Task objective = Your answer must be an exact copy of every record.

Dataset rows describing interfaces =

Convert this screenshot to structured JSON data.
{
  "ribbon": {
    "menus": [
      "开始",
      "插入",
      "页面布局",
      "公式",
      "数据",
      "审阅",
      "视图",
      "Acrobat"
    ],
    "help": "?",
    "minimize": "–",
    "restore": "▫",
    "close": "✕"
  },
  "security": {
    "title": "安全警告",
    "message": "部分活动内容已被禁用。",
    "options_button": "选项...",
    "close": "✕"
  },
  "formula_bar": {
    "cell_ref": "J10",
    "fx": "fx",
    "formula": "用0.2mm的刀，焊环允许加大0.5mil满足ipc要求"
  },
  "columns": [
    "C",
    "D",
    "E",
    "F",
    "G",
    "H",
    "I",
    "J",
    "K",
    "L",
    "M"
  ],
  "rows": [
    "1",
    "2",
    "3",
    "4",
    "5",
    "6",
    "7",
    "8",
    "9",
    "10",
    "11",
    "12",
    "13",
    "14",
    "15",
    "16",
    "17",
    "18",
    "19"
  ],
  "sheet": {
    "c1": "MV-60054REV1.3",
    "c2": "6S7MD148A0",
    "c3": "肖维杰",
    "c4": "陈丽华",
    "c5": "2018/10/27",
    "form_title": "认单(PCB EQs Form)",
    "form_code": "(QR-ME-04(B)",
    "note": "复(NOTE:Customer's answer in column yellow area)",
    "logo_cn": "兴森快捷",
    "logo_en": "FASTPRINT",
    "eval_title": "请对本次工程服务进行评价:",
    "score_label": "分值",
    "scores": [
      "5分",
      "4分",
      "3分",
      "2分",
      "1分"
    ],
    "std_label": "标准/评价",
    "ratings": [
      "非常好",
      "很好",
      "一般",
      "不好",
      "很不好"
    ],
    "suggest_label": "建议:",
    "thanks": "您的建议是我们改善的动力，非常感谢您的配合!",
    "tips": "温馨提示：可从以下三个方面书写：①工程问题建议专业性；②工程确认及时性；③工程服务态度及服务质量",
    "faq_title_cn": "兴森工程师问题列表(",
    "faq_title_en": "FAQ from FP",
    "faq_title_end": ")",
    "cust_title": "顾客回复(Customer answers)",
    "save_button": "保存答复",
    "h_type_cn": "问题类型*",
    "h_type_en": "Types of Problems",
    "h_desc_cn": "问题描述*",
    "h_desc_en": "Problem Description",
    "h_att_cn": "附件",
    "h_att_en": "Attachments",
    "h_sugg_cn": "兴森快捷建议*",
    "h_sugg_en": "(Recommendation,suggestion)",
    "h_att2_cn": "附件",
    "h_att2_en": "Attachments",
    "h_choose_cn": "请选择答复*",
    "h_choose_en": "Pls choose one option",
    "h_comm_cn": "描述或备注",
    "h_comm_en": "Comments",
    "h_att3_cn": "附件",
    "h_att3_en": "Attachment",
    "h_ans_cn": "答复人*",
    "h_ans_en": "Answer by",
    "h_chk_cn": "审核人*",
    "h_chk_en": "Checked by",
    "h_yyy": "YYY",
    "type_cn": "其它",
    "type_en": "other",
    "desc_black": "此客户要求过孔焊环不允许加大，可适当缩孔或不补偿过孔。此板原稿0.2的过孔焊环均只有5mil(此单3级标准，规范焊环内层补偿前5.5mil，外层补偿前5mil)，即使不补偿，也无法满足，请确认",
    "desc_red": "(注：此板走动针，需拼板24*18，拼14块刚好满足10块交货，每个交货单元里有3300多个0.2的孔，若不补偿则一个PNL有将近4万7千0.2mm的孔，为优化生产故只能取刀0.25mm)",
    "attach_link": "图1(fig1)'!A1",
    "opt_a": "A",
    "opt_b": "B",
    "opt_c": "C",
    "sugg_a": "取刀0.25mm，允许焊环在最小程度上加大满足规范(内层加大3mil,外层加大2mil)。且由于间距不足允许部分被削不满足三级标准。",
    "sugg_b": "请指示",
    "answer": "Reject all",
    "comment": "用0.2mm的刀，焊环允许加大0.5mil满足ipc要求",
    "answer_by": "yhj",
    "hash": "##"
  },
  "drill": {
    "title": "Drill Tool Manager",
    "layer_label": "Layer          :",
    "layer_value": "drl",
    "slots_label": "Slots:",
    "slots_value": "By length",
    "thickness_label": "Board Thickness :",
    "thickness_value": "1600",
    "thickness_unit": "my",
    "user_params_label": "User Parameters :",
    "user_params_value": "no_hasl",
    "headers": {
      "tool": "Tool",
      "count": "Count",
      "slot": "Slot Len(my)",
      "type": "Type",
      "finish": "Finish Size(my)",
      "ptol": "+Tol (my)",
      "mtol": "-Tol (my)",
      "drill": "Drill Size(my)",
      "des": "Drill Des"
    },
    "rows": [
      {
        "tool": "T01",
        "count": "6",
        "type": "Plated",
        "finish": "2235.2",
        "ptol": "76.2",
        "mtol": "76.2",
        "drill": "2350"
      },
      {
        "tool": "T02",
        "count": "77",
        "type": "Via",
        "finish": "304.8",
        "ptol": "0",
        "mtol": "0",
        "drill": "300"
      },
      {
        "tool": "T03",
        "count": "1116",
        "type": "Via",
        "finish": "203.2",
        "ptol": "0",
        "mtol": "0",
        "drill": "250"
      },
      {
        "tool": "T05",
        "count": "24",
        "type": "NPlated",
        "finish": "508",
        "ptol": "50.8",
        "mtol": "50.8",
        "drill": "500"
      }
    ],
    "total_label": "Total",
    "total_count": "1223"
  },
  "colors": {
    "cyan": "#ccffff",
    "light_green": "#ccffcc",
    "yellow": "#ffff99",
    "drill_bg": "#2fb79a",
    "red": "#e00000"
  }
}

Response to this task =
Convert this screenshot to structured JSON data.
{
  "ribbon": {
    "menus": [
      "开始",
      "插入",
      "页面布局",
      "公式",
      "数据",
      "审阅",
      "视图",
      "Acrobat"
    ],
    "help": "?",
    "minimize": "–",
    "restore": "▫",
    "close": "✕"
  },
  "security": {
    "title": "安全警告",
    "message": "部分活动内容已被禁用。",
    "options_button": "选项...",
    "close": "✕"
  },
  "formula_bar": {
    "cell_ref": "J10",
    "fx": "fx",
    "formula": "用0.2mm的刀，焊环允许加大0.5mil满足ipc要求"
  },
  "columns": [
    "C",
    "D",
    "E",
    "F",
    "G",
    "H",
    "I",
    "J",
    "K",
    "L",
    "M"
  ],
  "rows": [
    "1",
    "2",
    "3",
    "4",
    "5",
    "6",
    "7",
    "8",
    "9",
    "10",
    "11",
    "12",
    "13",
    "14",
    "15",
    "16",
    "17",
    "18",
    "19"
  ],
  "sheet": {
    "c1": "MV-60054REV1.3",
    "c2": "6S7MD148A0",
    "c3": "肖维杰",
    "c4": "陈丽华",
    "c5": "2018/10/27",
    "form_title": "认单(PCB EQs Form)",
    "form_code": "(QR-ME-04(B)",
    "note": "复(NOTE:Customer's answer in column yellow area)",
    "logo_cn": "兴森快捷",
    "logo_en": "FASTPRINT",
    "eval_title": "请对本次工程服务进行评价:",
    "score_label": "分值",
    "scores": [
      "5分",
      "4分",
      "3分",
      "2分",
      "1分"
    ],
    "std_label": "标准/评价",
    "ratings": [
      "非常好",
      "很好",
      "一般",
      "不好",
      "很不好"
    ],
    "suggest_label": "建议:",
    "thanks": "您的建议是我们改善的动力，非常感谢您的配合!",
    "tips": "温馨提示：可从以下三个方面书写：①工程问题建议专业性；②工程确认及时性；③工程服务态度及服务质量",
    "faq_title_cn": "兴森工程师问题列表(",
    "faq_title_en": "FAQ from FP",
    "faq_title_end": ")",
    "cust_title": "顾客回复(Customer answers)",
    "save_button": "保存答复",
    "h_type_cn": "问题类型*",
    "h_type_en": "Types of Problems",
    "h_desc_cn": "问题描述*",
    "h_desc_en": "Problem Description",
    "h_att_cn": "附件",
    "h_att_en": "Attachments",
    "h_sugg_cn": "兴森快捷建议*",
    "h_sugg_en": "(Recommendation,suggestion)",
    "h_att2_cn": "附件",
    "h_att2_en": "Attachments",
    "h_choose_cn": "请选择答复*",
    "h_choose_en": "Pls choose one option",
    "h_comm_cn": "描述或备注",
    "h_comm_en": "Comments",
    "h_att3_cn": "附件",
    "h_att3_en": "Attachment",
    "h_ans_cn": "答复人*",
    "h_ans_en": "Answer by",
    "h_chk_cn": "审核人*",
    "h_chk_en": "Checked by",
    "h_yyy": "YYY",
    "type_cn": "其它",
    "type_en": "other",
    "desc_black": "此客户要求过孔焊环不允许加大，可适当缩孔或不补偿过孔。此板原稿0.2的过孔焊环均只有5mil(此单3级标准，规范焊环内层补偿前5.5mil，外层补偿前5mil)，即使不补偿，也无法满足，请确认",
    "desc_red": "(注：此板走动针，需拼板24*18，拼14块刚好满足10块交货，每个交货单元里有3300多个0.2的孔，若不补偿则一个PNL有将近4万7千0.2mm的孔，为优化生产故只能取刀0.25mm)",
    "attach_link": "图1(fig1)'!A1",
    "opt_a": "A",
    "opt_b": "B",
    "opt_c": "C",
    "sugg_a": "取刀0.25mm，允许焊环在最小程度上加大满足规范(内层加大3mil,外层加大2mil)。且由于间距不足允许部分被削不满足三级标准。",
    "sugg_b": "请指示",
    "answer": "Reject all",
    "comment": "用0.2mm的刀，焊环允许加大0.5mil满足ipc要求",
    "answer_by": "yhj",
    "hash": "##"
  },
  "drill": {
    "title": "Drill Tool Manager",
    "layer_label": "Layer          :",
    "layer_value": "drl",
    "slots_label": "Slots:",
    "slots_value": "By length",
    "thickness_label": "Board Thickness :",
    "thickness_value": "1600",
    "thickness_unit": "my",
    "user_params_label": "User Parameters :",
    "user_params_value": "no_hasl",
    "headers": {
      "tool": "Tool",
      "count": "Count",
      "slot": "Slot Len(my)",
      "type": "Type",
      "finish": "Finish Size(my)",
      "ptol": "+Tol (my)",
      "mtol": "-Tol (my)",
      "drill": "Drill Size(my)",
      "des": "Drill Des"
    },
    "rows": [
      {
        "tool": "T01",
        "count": "6",
        "type": "Plated",
        "finish": "2235.2",
        "ptol": "76.2",
        "mtol": "76.2",
        "drill": "2350"
      },
      {
        "tool": "T02",
        "count": "77",
        "type": "Via",
        "finish": "304.8",
        "ptol": "0",
        "mtol": "0",
        "drill": "300"
      },
      {
        "tool": "T03",
        "count": "1116",
        "type": "Via",
        "finish": "203.2",
        "ptol": "0",
        "mtol": "0",
        "drill": "250"
      },
      {
        "tool": "T05",
        "count": "24",
        "type": "NPlated",
        "finish": "508",
        "ptol": "50.8",
        "mtol": "50.8",
        "drill": "500"
      }
    ],
    "total_label": "Total",
    "total_count": "1223"
  },
  "colors": {
    "cyan": "#ccffff",
    "light_green": "#ccffcc",
    "yellow": "#ffff99",
    "drill_bg": "#2fb79a",
    "red": "#e00000"
  }
}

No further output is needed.